When we start talking about fossil fuels, most of us immediately think of coal, oil, and natural gas. But in the developing world where many people have little to no access to electricity — or even in places that do but have regular issues with outages — these are all secondary to kerosene.
In India, despite major advances in technological sectors in recent decades, 70% of rural areas still have no electricity, and 60% of these households rely on kerosene as their primary source of energy. Even more use their kerosene lamps as standard backups during outages. This presents several major problems.
First, kerosene is as expensive as it is inefficient. (For the same level and quality of light, kerosene is 325 times more expensive than a standard incandescent bulb and 1,625 times more expensive than a CFL.) And given the expense, the Indian government budgets a 340 billion rupee kerosene subsidy annually to provide their poorest citizens with energy. Second, burning kerosene releases chemicals harmful to both the environment and people. Coupled with the danger of an open flame and flammable fuel inside residences, which often results in accidental structural fires, burning kerosene consistently causes respiratory problems, burns, ocular issues, and accidental poisonings as well as releases greenhouse gases into the atmosphere.
However, there is an alternative. Kerosene lamps, which have been around at least since the Victorian era, are slowly being replaced with solar lanterns, fluorescent lamps powered by rechargeable batteries that are in turn supplied with energy by solar photovoltaics. Like most battery-powered lanterns, these lamps give off a better quality of light than their kerosene counterparts while emitting none of the harmful gases.
Earlier this week, two researchers at the University of Taiwan published the results of a study that began in 2004 in India that delineates the benefits of replacing kerosene lamps with solar lanterns. They found that households both above and below the poverty line saved significantly on energy expenditures. Women and school-aged children benefited in particular, gaining more hours in which to accomplish housework and study, respectively. The children’s performance at school markedly increased with more hours in which to study. They concluded that “the use of solar energy will contribute to India’s future energy security, particularly in rural areas where the technology that converts sunlight directly into electricity offers a decentralized alternative to uncertain electricity supplies. If implemented efficiently, renewable energy projects could not only improve the quality of life for India’s rural poor but also enhance sustainable use of the environment.”
The biggest problem with solar lanterns, of course, is that they are almost prohibitively expensive for those that they are most likely to benefit. Various companies, academic groups, and even a few private individuals have provided small scale solutions, subsidizing the cost of this technology for small groups and specific regions and occasionally even making outright donations to rural schools and the like.
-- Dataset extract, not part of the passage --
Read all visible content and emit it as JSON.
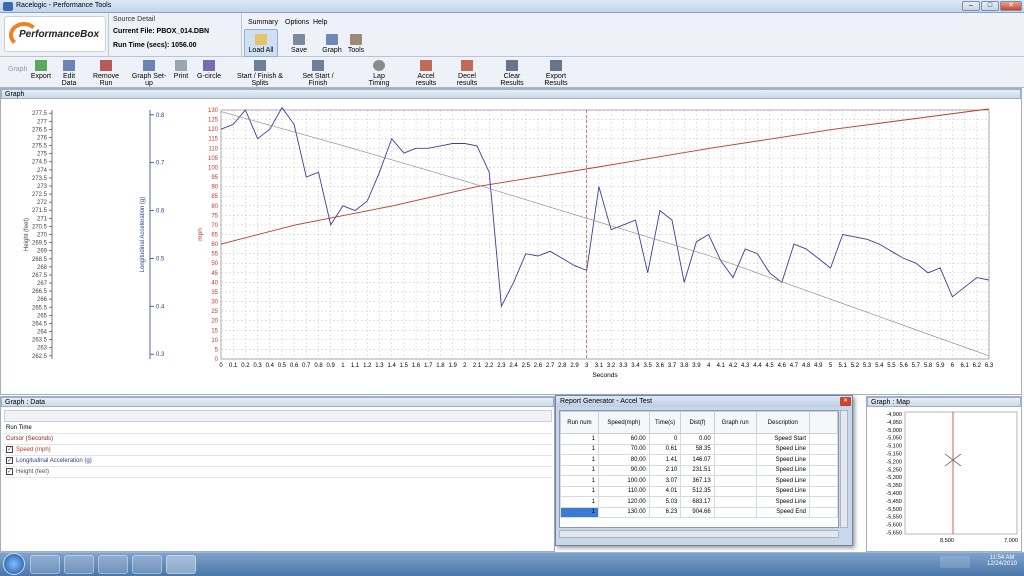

However, with India’s vast and growing population, it may yet be some time before everyone who could benefit from such a simple, useful device will be able to set aside the kerosene lamp in favor of their own solar lantern.
Photo Credit: mckaysavage at flickr